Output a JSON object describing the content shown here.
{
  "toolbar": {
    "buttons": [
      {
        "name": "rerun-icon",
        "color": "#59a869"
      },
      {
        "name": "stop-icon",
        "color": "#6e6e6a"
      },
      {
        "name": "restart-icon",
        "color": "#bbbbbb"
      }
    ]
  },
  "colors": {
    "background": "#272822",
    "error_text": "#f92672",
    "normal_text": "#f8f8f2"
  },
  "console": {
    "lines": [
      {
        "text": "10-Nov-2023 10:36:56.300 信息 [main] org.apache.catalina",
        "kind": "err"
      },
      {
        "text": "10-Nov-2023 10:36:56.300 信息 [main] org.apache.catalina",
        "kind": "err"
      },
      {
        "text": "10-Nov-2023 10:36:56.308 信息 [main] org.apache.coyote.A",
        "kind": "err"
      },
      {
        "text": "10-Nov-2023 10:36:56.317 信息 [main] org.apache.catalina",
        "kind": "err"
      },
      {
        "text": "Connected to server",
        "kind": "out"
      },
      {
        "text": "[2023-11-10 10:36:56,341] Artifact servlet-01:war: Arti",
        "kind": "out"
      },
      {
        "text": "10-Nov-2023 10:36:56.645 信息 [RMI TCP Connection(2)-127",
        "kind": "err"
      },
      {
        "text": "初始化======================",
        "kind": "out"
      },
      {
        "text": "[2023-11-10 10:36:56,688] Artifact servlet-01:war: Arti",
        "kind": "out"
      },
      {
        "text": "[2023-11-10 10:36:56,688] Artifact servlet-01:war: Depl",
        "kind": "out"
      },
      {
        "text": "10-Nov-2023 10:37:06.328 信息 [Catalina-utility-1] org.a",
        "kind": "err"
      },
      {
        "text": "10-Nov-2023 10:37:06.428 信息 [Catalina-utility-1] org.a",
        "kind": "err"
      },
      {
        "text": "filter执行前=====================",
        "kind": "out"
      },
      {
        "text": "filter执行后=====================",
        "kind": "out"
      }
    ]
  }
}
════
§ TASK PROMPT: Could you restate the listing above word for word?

§ RESPONSE BOX:
Output a JSON object describing the content shown here.
{
  "toolbar": {
    "buttons": [
      {
        "name": "rerun-icon",
        "color": "#59a869"
      },
      {
        "name": "stop-icon",
        "color": "#6e6e6a"
      },
      {
        "name": "restart-icon",
        "color": "#bbbbbb"
      }
    ]
  },
  "colors": {
    "background": "#272822",
    "error_text": "#f92672",
    "normal_text": "#f8f8f2"
  },
  "console": {
    "lines": [
      {
        "text": "10-Nov-2023 10:36:56.300 信息 [main] org.apache.catalina",
        "kind": "err"
      },
      {
        "text": "10-Nov-2023 10:36:56.300 信息 [main] org.apache.catalina",
        "kind": "err"
      },
      {
        "text": "10-Nov-2023 10:36:56.308 信息 [main] org.apache.coyote.A",
        "kind": "err"
      },
      {
        "text": "10-Nov-2023 10:36:56.317 信息 [main] org.apache.catalina",
        "kind": "err"
      },
      {
        "text": "Connected to server",
        "kind": "out"
      },
      {
        "text": "[2023-11-10 10:36:56,341] Artifact servlet-01:war: Arti",
        "kind": "out"
      },
      {
        "text": "10-Nov-2023 10:36:56.645 信息 [RMI TCP Connection(2)-127",
        "kind": "err"
      },
      {
        "text": "初始化======================",
        "kind": "out"
      },
      {
        "text": "[2023-11-10 10:36:56,688] Artifact servlet-01:war: Arti",
        "kind": "out"
      },
      {
        "text": "[2023-11-10 10:36:56,688] Artifact servlet-01:war: Depl",
        "kind": "out"
      },
      {
        "text": "10-Nov-2023 10:37:06.328 信息 [Catalina-utility-1] org.a",
        "kind": "err"
      },
      {
        "text": "10-Nov-2023 10:37:06.428 信息 [Catalina-utility-1] org.a",
        "kind": "err"
      },
      {
        "text": "filter执行前=====================",
        "kind": "out"
      },
      {
        "text": "filter执行后=====================",
        "kind": "out"
      }
    ]
  }
}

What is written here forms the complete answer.